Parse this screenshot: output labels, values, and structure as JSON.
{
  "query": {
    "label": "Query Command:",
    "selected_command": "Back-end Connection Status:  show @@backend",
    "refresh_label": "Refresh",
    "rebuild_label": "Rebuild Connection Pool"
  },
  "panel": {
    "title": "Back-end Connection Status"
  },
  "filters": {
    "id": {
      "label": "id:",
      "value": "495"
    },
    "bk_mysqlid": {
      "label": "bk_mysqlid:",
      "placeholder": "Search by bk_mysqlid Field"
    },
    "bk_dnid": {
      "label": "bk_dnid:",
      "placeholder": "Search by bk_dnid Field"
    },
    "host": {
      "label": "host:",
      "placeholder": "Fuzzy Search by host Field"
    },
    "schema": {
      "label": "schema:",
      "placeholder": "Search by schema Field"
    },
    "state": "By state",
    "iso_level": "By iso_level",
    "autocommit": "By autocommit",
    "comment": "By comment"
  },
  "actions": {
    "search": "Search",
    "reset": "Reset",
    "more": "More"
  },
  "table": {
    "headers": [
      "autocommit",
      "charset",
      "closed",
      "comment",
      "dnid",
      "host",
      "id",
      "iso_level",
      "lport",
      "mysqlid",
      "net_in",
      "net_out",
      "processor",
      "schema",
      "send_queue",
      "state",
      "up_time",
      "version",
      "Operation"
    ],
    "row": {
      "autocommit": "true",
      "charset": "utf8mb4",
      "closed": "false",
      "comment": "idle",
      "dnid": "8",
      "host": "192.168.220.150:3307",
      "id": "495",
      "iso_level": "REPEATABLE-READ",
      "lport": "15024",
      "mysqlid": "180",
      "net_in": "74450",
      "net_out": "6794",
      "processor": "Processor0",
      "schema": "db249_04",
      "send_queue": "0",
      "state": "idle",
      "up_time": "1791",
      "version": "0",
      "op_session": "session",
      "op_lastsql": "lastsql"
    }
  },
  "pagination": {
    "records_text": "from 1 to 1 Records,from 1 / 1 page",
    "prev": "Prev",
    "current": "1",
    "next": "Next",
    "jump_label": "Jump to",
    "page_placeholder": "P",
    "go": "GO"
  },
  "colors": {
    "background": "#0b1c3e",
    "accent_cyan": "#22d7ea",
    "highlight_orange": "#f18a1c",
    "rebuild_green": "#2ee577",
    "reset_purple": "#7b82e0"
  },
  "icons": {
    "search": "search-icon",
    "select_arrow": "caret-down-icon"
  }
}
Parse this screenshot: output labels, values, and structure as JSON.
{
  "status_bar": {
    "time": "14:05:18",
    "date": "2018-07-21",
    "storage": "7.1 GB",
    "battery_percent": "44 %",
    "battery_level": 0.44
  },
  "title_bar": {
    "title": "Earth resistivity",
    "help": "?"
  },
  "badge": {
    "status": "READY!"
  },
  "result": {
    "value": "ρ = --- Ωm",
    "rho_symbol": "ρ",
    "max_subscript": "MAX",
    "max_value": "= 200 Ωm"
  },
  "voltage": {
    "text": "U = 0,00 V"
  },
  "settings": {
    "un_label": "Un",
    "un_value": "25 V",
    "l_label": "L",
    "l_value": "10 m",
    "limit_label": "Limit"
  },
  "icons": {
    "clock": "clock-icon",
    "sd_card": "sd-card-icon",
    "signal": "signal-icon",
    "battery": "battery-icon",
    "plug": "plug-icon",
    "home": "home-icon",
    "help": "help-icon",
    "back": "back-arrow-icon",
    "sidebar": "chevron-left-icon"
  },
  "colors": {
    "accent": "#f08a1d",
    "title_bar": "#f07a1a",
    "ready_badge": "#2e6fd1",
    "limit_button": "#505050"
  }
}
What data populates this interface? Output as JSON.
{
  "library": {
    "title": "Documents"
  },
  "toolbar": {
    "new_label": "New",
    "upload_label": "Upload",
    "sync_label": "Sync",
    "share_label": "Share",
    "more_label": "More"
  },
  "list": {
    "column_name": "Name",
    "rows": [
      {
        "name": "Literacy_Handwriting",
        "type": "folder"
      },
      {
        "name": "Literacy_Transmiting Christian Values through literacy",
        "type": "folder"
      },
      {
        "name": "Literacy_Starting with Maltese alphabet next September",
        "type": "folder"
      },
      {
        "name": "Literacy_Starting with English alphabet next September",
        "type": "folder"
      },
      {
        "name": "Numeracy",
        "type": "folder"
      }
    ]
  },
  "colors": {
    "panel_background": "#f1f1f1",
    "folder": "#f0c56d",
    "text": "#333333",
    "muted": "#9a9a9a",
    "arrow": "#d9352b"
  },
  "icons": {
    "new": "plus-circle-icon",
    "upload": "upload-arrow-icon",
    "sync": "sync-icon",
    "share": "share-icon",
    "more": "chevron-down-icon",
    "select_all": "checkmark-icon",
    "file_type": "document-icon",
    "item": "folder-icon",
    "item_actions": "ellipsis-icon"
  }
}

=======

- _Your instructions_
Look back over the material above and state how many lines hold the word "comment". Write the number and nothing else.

- _Solution to the exercise_
3